for a unique crop to grow, hardy kiwi (actinidia arguta) was Dave's choice.
Perseverance, and Pride are the korner stones of our organic farm Kiwi Korners, located in Central Pennsylvania.
1988, the farm consists of forty plus acres, twenty of which are designated to
grow hardy kiwi.
This area, separated into
eight different arbors, offers three distinct micro-climates.
was built from the ground up, not something constructed by others or
a first generation family farm, and being the caretakers of the land, we
obsessed with putting out a quality product.
It began with
a two acre block of trellis built on a no-till corn field.
Our test trials contained the
largest assortment of hardy kiwi assembled in the Northern Hemisphere. Over
fifty named and numbered varieties, from all over the world, were trialed in
conjunction with a breeding program.
Our goal was
to: A) Identify the best varieties, B) Implement a breeding program, C)
Develop the best management systems for chosen varieties, and D) Create
a market for our fruit we named KiwiBerries.
We outlined fruit qualities that
would determine the best varieties which were: flavor value, sugar level, appearance, and
marketability. We have learned that it takes 8-12 years to bring a vine
into "full" production, and have
refined a multitude of management practices and protocols that contribute to the successful
production and marketing of this unique, specialized berry.
Initially four of the fifty named
and numbered varieties test trialed were deemed to be commercially viable
made the grade to qualify as kiwiberries. We can boast many firsts...one of
which was marketing our hardy kiwi
fruit under the "KiwiBerries"
name in 1998.
Growth from that
realized on multiple fronts. Our farm building with cold storage was erected and purchased the first of two pack lines.
A wind machine was added to
the arbor to protect our vines against spring frost.
1988 to 1992, we increased our plantings, half of the farm was planted in test trials, and the other half
was planted in Annas to produce a fruit crop for the market.
made the decision to become certified organic, and transcended into certification without the three year transitional period, as we had been
utilizing those management practices from the beginning.
We developed our Passion Popper
currently the market favorite that sells out before the crop is picked.
We were the
recipients of a SARE Grant
that we titled "Hardy Kiwi Pollination & Production" testing various

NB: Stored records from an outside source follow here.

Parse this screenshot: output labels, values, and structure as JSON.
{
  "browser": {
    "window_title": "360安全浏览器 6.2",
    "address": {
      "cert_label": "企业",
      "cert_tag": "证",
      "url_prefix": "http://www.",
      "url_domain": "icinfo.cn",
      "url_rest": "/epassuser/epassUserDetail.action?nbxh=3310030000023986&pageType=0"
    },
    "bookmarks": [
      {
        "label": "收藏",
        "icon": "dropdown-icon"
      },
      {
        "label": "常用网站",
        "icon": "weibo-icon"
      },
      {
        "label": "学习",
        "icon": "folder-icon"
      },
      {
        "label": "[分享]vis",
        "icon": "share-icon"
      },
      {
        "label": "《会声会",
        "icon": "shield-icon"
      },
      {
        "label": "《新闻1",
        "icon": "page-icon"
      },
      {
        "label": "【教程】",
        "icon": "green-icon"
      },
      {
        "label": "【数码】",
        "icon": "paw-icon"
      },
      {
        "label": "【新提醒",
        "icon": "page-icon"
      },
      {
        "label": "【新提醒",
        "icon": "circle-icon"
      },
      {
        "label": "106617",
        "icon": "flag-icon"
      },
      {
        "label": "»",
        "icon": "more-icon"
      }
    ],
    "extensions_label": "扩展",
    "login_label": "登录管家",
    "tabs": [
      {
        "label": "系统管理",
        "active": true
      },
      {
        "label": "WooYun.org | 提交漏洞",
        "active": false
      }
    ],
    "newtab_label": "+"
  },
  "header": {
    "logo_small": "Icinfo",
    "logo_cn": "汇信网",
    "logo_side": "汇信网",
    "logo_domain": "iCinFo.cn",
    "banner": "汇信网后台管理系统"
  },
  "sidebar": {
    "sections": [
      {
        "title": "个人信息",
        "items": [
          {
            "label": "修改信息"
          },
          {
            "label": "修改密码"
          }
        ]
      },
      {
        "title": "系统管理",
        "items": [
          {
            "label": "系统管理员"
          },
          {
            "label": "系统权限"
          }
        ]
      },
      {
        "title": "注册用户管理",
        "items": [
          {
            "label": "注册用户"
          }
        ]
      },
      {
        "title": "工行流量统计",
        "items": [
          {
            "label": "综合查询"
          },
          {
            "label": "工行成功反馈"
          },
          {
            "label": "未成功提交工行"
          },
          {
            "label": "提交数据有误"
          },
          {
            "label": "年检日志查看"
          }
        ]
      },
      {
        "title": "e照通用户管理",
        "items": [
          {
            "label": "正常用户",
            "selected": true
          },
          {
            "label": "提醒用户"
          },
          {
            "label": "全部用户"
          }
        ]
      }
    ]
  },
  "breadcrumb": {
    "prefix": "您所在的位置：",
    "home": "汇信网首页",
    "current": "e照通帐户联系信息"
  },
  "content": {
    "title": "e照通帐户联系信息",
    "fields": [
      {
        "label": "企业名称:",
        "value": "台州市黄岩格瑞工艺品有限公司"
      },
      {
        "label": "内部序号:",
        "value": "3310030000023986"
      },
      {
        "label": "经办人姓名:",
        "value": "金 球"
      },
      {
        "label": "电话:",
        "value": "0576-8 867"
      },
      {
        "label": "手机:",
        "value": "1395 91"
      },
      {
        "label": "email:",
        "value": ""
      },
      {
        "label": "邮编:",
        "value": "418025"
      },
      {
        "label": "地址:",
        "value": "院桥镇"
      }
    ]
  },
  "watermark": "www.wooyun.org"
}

hardy kiwi pollination methods. There was little known about male
varieties at that time. Our research
information to support hardy kiwi as a commercial crop.
In 2006, we added another three
arbors over six acres. Currently there are 20 acres under
trellis and dedicated to hardy kiwi. Passion Poppers were planted in the
new arbors, and the original test trial arbor was also transitioned into a commercial production
We reduced the number of
cultivars that we package for the fresh fruit market from four to two which are our
Passion Poppers, and the
Aloha Annas that are available today.
There have been countless exploratory,
hands-on trips visiting scores of breeders, growers, and research stations to
exchange information and evaluate hardy kiwi varieties and cultural methods.
Some of the
research locations in our travels have included Oregon, Oregon State University,
Washington State, Vancouver Island, Canada Ministry of Agriculture, Food, &
Rural Affairs - Agassiz and Abbotsford Research Stations - British Columbia,
New Zealand - Institute for Plant & Food Research
Stations (previously HortResearch) - North & South Islands - New Zealand, and
Hogeschool Gent in Belgium.
vine stock for test trials to numerous land grant universities in the US that
include Penn State University, Cornell University, Alabama A&M University, and
Research, workshops, and
presentations are shared on an international basis with Universities, research
facilities, and growers. We
also work with School Nutrition Directors, and Associations with an
interest in including kiwi berries in their school food programs for its
As of 2014, we have been researching, developing, and growing hardy kiwi (actinidia
arguta) for twenty-six years.
We grow kiwiberries because it’s our passion.
We do this
organically so they are safe to eat, and contain high Brix (sugar levels) which
produces superior nutrient content, and optimal flavors.
of hardy kiwi variety, customized trellising, land management
systems, and the pre and post harvest handling practices that we have developed
for this crop has produced the world’s sweetest, highest Brix (sugar
reading of any actinidia
genus documented internationally.
Testing was conducted by the Penn State University Department of Horticulture Foolad
Labs, University Park, PA in 2009.
trials are an ongoing endeavor. We maintain two juvenile rows that will hold 400 plus vines for test trials, and
currently sponsor six incubator farms in Pennsylvania, Maryland, and New
Jersey who are growing and evaluating varieties from Kiwi Korners.
We continue to establish the next generations
“best of the best”...perhaps a variety that rivals the Passion Popper.
Presently we are testing three new hybrids. The "Quest for the Best"